Citing PatentFiling datePublication dateApplicantTitle
US4149093 *Aug 31, 1977Apr 10, 1979U.S. AutotronicsBattery protection device
US4749934 *Nov 7, 1986Jun 7, 1988Alexander Manufacturing CompanyIntrinsically safe battery circuit
US6734577May 16, 2002May 11, 2004Earl R. Holcomb, Jr.Vehicle auxiliary accessory system
US6809428Jun 21, 2002Oct 26, 2004Dana CorporationOverheat protection of an electrical component of an I.C. engine
US20030214188 *May 16, 2002Nov 20, 2003Holcomb Earl R.Vehicle auxiliary accessory system
Classifications
U.S. Classification361/106, 320/DIG.13, 320/150, 361/100
International ClassificationH02H7/18, H02H3/10, H02H5/04, H02H3/24
Cooperative ClassificationY10S320/13, H02H5/042, H02H3/10, H02H7/18, H02H3/24

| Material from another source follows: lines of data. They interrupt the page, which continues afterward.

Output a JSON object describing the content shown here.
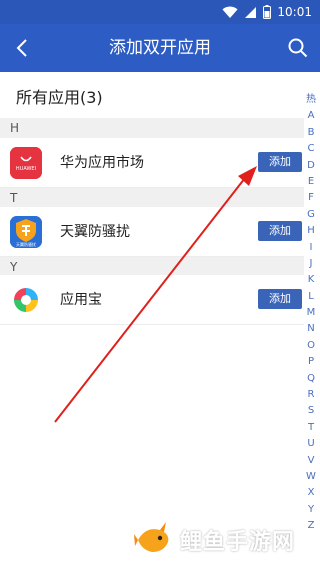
{
  "status_bar": {
    "time": "10:01",
    "icons": [
      "wifi-icon",
      "signal-icon",
      "battery-icon"
    ]
  },
  "app_bar": {
    "title": "添加双开应用",
    "back_icon": "chevron-left-icon",
    "search_icon": "search-icon"
  },
  "list_title": "所有应用(3)",
  "sections": [
    {
      "letter": "H",
      "apps": [
        {
          "name": "华为应用市场",
          "button": "添加",
          "icon": "huawei-appgallery-icon",
          "icon_text": "HUAWEI"
        }
      ]
    },
    {
      "letter": "T",
      "apps": [
        {
          "name": "天翼防骚扰",
          "button": "添加",
          "icon": "tianyi-anti-harassment-icon",
          "icon_text": "天翼防骚扰"
        }
      ]
    },
    {
      "letter": "Y",
      "apps": [
        {
          "name": "应用宝",
          "button": "添加",
          "icon": "yingyongbao-icon"
        }
      ]
    }
  ],
  "index_bar": [
    "热",
    "A",
    "B",
    "C",
    "D",
    "E",
    "F",
    "G",
    "H",
    "I",
    "J",
    "K",
    "L",
    "M",
    "N",
    "O",
    "P",
    "Q",
    "R",
    "S",
    "T",
    "U",
    "V",
    "W",
    "X",
    "Y",
    "Z"
  ],
  "watermark": {
    "text": "鲤鱼手游网",
    "icon": "carp-logo-icon"
  },
  "colors": {
    "primary": "#2d5dc4",
    "button": "#3a64b8",
    "arrow": "#e0201c",
    "index_text": "#4a6fbf"
  }
}
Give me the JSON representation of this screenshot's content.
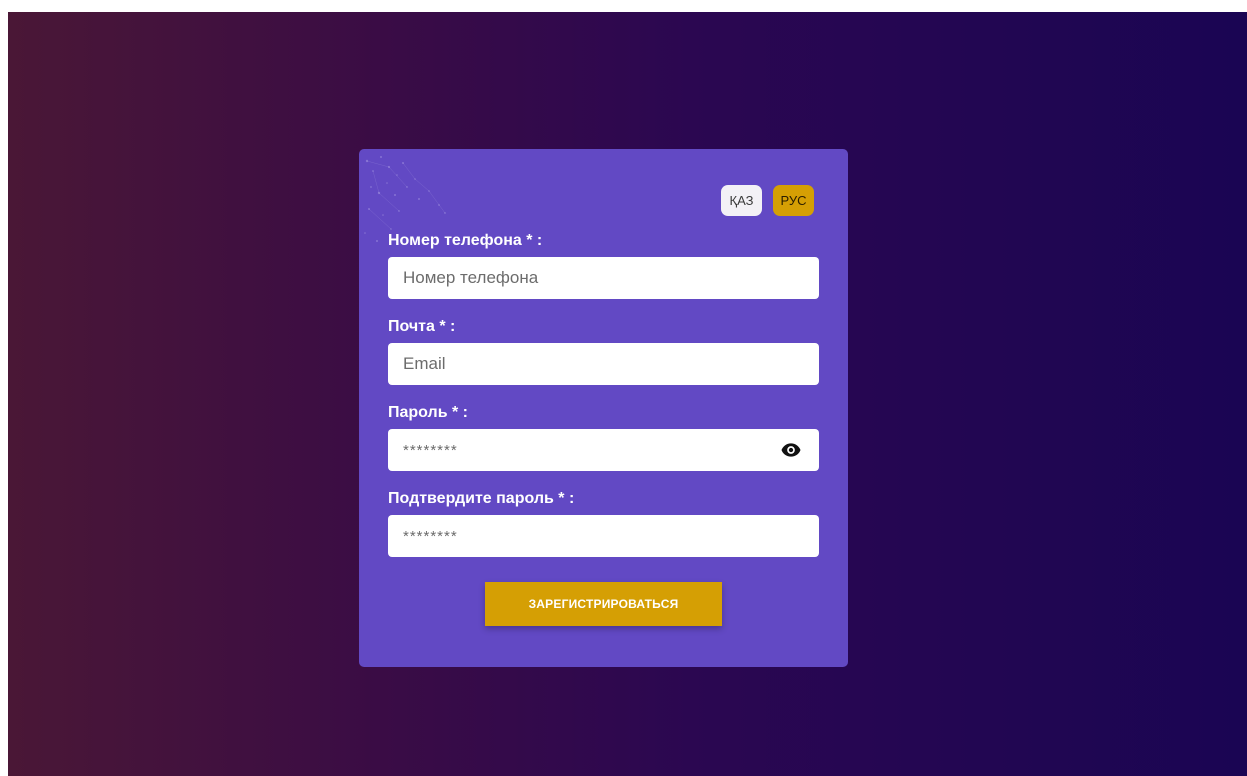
{
  "lang": {
    "kz_label": "ҚАЗ",
    "ru_label": "РУС",
    "active": "ru"
  },
  "form": {
    "phone": {
      "label": "Номер телефона * :",
      "placeholder": "Номер телефона",
      "value": ""
    },
    "email": {
      "label": "Почта * :",
      "placeholder": "Email",
      "value": ""
    },
    "password": {
      "label": "Пароль * :",
      "placeholder": "********",
      "value": ""
    },
    "confirm": {
      "label": "Подтвердите пароль * :",
      "placeholder": "********",
      "value": ""
    },
    "submit_label": "ЗАРЕГИСТРИРОВАТЬСЯ"
  },
  "icons": {
    "password_toggle": "eye-icon"
  },
  "colors": {
    "card_bg": "#6249c4",
    "accent": "#d59f04",
    "gradient_start": "#4a1736",
    "gradient_end": "#1a0553"
  }
}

European ClassificationH02H3/10, H02H7/18, H02H5/04D, H02H3/24